Earlier this week, the FAA grounded all planes known as "crop dusters" out of fear they could be used by terrorists to spread biological or chemical agents. The New York Times reported that several of the suspects arrested after the hijacking had licenses to transport hazardous material, which has led to concern about possible theft of dangerous chemicals.
Gas masks and other protective equipment have been flying off the shelves as Americans prepare for a possible chemical or biological attack. But bioterrorism expert Rocco Casagrande says the unique difficulties in dispersing biological agents make a successful attack unlikely.

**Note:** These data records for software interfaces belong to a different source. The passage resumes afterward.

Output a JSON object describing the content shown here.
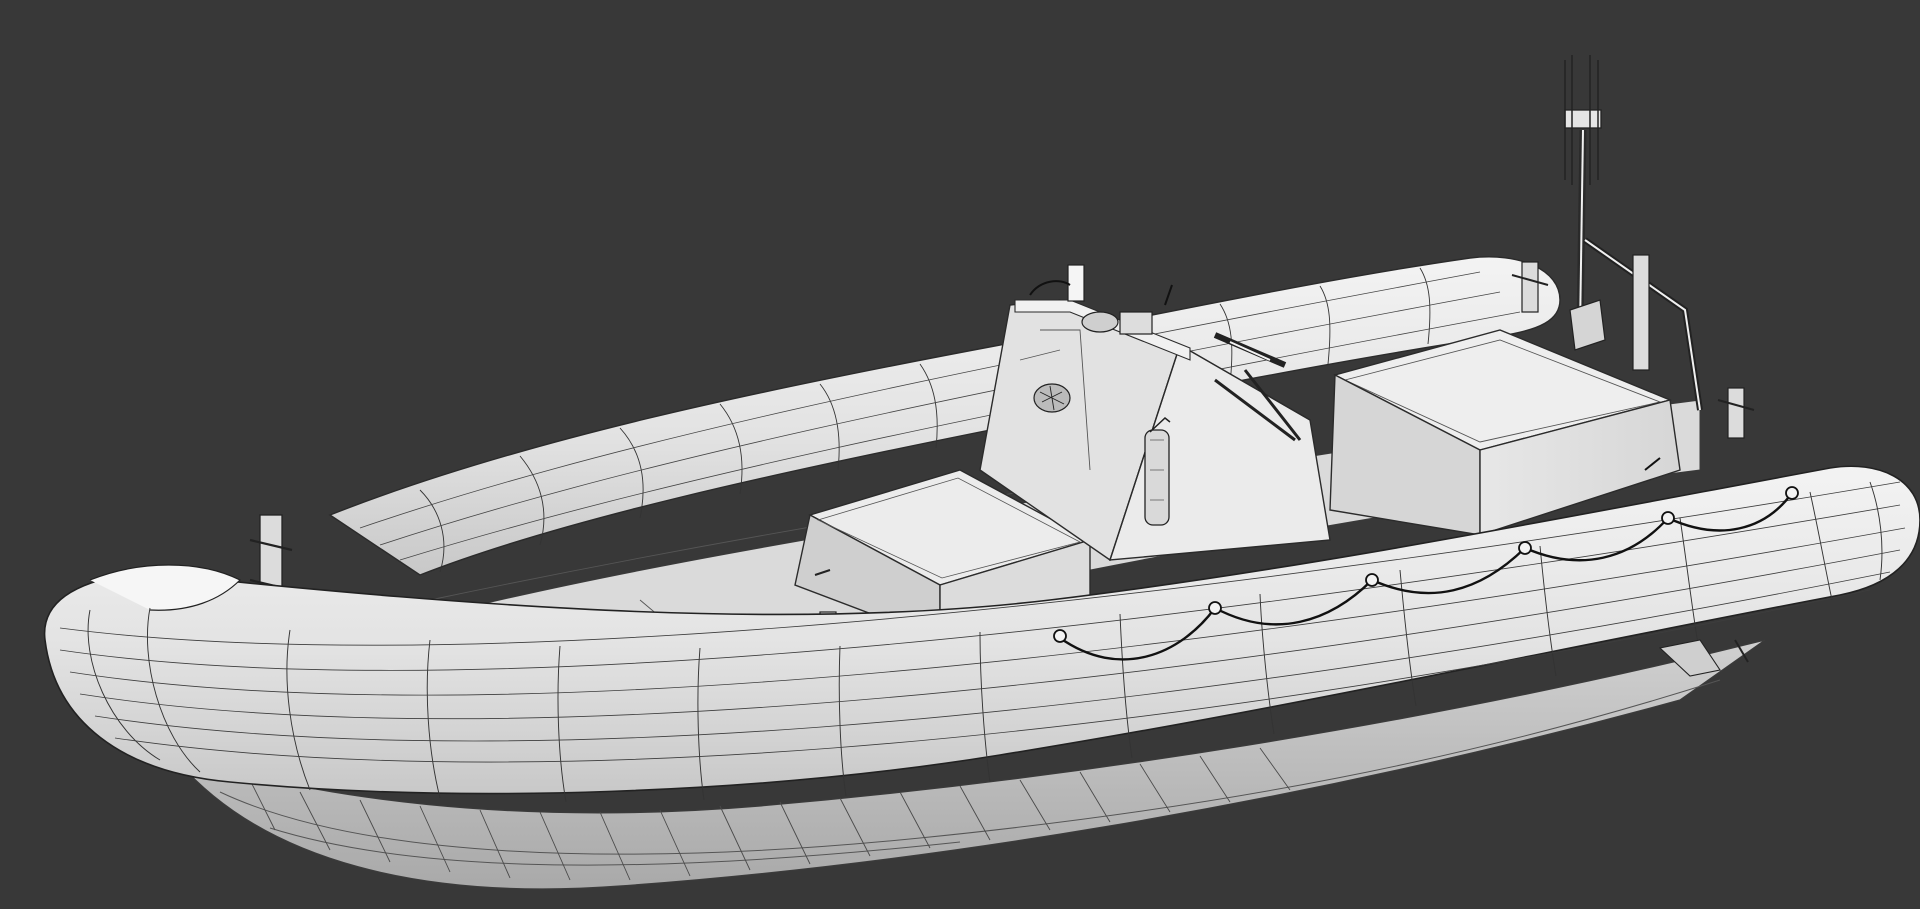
{
  "viewport": {
    "background_color": "#383838"
  },
  "model": {
    "subject": "rigid-inflatable-boat-wireframe",
    "surface_color": "#e9e9e9",
    "shadow_color": "#b9b9b9",
    "wire_color": "#222222",
    "rope_color": "#111111"
  }
}
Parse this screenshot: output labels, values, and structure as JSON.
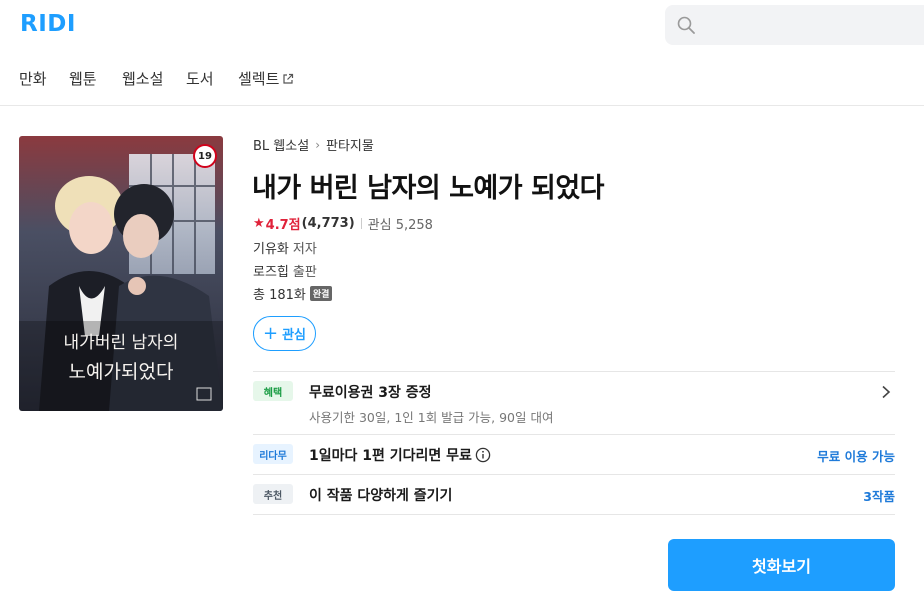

Rocco Casagrande: bioterrorism expert who heads a project to design a device to detect a biological attack;
Jean Gilman: Senior Fellow at MIT's Security Studies Program
This program aired on September 26, 2001. The audio for this program is not available.